Q&A: I have concerns about being newly pregnant and not taking folic acid.
I've not been taking a prenatal vitamin and just found out I am pregnant. Is that okay?
Since nearly half of all pregnancies are unplanned, there are probably many other women that are in the same boat. The March of Dimes and healthcare providers of childbearing-aged women have been trying to spread the word about the importance of prenatal vitamins and/or a folic acid supplement in the months prior to conceiving. Research has shown that taking folic acid can prevent neural tube defects by as much as 50 to 70 percent. (Neural tube defects are those found in the spine, skull, and brain.)
The discovery of folic acid’s impact on the reduction of neural tube defects led to the fortification of many products that we consume (such as breads, pasta, and cereals). According to the CDC (Centers for Disease Control), this fortification led to a 25 percent decrease in neural tube defects. Many women who eat a healthy diet rich in folic acid (dark green leafy vegetables, nuts, fortified cereals) ask why they need the supplement. Current studies show that the synthetic form is actually more effective than folic acid in foods for this type of protection (plus, pregnant women require twice the amount of folic acid that non-pregnant women require).
The recommended daily allowance (RDA) for folic acid for pregnant women is 600 micrograms, twice the normal RDA of 300 micrograms for non-pregnant women.

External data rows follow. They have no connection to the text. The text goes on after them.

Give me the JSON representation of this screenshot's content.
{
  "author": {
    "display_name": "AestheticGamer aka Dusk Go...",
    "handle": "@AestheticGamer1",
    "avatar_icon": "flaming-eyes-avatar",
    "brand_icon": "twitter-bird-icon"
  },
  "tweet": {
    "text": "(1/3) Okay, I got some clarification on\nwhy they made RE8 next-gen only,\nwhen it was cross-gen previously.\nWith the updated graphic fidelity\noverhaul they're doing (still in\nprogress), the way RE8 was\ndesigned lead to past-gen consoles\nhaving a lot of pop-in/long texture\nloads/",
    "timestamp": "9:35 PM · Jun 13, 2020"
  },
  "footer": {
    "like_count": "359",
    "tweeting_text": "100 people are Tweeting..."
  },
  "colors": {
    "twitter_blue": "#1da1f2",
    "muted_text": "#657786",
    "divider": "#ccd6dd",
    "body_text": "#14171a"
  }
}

So what do you do now? Start by taking a good look at your diet and talk with your healthcare provider about the best nutritional plan and necessary follow-up for your pregnancy.